■ WORK REQUIRED: Each line containing the string "saat" should be copied out of the entries.

■ INFORMATION SUPPLIED:
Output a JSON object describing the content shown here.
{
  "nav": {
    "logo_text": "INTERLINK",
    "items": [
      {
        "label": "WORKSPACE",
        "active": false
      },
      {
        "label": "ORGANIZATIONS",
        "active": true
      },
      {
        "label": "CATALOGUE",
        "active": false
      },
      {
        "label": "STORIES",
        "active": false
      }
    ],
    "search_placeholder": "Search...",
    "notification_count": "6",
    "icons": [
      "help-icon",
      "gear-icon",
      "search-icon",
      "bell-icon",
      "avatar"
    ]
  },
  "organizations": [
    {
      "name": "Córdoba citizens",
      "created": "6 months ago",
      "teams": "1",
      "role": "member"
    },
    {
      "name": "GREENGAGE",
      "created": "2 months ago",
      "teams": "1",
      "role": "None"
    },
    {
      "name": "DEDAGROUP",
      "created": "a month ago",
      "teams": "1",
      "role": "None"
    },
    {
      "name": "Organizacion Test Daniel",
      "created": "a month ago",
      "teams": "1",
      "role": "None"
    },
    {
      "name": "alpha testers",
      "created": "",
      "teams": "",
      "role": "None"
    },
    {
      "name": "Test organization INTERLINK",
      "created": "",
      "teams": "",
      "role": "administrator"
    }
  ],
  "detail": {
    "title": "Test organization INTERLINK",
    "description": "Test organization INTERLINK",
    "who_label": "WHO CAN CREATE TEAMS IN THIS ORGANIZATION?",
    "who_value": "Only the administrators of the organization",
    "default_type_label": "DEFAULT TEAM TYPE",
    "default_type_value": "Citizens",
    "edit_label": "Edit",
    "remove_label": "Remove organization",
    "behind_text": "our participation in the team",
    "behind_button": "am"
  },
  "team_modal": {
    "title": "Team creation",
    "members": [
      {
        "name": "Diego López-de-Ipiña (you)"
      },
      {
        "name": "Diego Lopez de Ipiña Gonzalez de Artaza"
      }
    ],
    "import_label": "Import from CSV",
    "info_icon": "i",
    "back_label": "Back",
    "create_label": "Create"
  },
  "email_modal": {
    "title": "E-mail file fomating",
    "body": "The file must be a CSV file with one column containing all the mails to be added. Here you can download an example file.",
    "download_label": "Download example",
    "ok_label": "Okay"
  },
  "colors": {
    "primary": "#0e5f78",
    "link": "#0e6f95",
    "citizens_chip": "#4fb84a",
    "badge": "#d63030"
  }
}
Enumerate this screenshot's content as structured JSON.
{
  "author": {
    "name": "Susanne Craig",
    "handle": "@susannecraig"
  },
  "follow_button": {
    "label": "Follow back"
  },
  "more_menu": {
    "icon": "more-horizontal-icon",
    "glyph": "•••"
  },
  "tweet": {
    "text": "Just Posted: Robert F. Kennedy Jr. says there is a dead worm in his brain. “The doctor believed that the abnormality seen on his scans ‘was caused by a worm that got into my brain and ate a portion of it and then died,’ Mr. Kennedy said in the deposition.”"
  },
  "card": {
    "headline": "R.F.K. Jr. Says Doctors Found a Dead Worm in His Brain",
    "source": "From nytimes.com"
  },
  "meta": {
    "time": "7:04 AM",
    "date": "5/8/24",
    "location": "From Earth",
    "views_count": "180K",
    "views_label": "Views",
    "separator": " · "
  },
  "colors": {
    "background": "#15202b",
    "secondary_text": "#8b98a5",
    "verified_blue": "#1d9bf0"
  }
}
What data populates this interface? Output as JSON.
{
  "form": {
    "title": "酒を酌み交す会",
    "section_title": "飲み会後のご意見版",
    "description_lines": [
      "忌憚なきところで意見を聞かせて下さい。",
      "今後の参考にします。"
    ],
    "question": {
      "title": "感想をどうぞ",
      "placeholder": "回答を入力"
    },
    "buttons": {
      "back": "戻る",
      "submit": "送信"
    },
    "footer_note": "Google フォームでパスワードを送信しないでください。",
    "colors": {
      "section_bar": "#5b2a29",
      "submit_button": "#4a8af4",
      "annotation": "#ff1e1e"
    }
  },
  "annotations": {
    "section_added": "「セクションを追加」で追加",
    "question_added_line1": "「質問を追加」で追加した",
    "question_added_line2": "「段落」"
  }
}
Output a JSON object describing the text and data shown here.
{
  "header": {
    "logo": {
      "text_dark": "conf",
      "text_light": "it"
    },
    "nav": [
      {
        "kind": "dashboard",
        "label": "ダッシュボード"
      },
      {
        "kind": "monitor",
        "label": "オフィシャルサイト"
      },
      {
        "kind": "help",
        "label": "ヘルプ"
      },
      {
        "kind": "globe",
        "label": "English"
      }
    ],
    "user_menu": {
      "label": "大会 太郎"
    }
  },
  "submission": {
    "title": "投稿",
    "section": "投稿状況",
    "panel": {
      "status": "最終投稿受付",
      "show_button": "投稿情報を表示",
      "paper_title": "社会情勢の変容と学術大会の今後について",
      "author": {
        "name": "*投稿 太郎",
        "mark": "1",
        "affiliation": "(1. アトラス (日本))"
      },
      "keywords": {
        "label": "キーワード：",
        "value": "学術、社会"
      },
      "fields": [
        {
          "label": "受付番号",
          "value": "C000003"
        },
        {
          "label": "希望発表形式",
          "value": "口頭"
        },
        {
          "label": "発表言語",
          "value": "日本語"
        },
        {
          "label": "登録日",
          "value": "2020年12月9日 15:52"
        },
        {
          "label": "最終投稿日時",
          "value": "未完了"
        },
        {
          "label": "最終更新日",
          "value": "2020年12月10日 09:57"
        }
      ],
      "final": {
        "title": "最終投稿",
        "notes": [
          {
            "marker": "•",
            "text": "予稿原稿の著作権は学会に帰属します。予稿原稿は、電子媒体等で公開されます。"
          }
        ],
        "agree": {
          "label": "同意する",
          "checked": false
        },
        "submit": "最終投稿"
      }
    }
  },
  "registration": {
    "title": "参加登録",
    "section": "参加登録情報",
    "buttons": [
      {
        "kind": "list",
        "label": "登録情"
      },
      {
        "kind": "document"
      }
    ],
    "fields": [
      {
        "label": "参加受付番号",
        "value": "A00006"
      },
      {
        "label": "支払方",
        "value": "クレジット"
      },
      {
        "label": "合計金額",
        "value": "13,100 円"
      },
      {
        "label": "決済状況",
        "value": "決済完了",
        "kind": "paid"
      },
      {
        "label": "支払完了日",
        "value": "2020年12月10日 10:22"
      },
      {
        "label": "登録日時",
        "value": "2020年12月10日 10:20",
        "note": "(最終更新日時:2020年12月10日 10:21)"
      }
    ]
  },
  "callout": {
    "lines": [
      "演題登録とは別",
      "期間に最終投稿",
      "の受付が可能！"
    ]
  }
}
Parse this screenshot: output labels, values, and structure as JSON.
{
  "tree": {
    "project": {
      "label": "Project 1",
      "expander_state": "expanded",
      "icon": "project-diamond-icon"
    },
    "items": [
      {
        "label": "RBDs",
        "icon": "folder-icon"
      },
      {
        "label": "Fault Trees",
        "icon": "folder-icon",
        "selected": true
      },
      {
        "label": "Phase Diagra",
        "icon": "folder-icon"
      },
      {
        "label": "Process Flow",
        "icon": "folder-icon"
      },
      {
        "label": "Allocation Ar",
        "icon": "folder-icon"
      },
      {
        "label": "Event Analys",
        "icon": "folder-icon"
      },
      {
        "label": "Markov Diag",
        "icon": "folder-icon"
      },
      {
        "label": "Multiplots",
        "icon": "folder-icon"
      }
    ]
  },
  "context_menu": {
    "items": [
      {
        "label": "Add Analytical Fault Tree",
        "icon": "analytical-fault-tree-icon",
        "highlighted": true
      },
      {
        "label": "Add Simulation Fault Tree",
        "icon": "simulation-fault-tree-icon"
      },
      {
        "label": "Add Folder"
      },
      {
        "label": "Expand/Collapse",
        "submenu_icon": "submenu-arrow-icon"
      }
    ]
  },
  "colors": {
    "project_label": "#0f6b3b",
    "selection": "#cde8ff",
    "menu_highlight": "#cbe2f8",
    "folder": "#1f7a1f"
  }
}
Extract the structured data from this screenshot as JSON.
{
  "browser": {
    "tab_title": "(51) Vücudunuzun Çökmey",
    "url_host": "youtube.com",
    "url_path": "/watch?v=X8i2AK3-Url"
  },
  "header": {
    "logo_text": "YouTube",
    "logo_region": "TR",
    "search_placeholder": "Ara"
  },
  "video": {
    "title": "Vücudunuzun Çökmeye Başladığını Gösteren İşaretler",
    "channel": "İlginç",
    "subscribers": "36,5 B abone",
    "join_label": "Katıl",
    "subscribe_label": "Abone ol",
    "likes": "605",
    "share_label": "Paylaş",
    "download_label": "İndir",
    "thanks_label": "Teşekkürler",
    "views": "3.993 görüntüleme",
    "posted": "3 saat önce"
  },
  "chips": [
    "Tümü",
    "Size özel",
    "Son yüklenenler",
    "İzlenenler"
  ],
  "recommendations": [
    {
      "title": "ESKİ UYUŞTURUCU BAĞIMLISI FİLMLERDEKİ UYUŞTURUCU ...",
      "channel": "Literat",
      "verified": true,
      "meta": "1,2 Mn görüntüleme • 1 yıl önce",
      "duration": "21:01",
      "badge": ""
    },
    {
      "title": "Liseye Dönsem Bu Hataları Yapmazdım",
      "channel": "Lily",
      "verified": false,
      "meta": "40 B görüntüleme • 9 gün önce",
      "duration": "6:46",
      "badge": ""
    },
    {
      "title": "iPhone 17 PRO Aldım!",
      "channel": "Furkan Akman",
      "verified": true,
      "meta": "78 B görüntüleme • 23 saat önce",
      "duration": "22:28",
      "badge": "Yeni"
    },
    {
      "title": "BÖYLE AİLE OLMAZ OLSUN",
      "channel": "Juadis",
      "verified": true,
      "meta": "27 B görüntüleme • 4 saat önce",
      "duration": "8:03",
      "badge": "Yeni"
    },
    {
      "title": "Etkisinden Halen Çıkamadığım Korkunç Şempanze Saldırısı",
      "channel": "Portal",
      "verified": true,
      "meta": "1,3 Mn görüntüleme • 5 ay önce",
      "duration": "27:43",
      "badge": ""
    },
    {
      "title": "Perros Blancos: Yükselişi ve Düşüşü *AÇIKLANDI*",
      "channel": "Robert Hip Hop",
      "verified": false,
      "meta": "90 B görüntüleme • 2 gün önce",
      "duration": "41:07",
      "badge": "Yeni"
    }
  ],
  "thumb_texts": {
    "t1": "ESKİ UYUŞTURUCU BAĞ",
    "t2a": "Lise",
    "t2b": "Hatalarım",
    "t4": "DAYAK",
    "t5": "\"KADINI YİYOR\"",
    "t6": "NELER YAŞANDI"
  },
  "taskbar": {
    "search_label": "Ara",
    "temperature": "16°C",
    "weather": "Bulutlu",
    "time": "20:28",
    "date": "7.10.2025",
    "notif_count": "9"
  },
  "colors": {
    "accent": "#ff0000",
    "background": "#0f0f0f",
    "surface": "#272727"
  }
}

■ RESPONSE:
    "posted": "3 saat önce"
      "meta": "78 B görüntüleme • 23 saat önce",
      "meta": "27 B görüntüleme • 4 saat önce",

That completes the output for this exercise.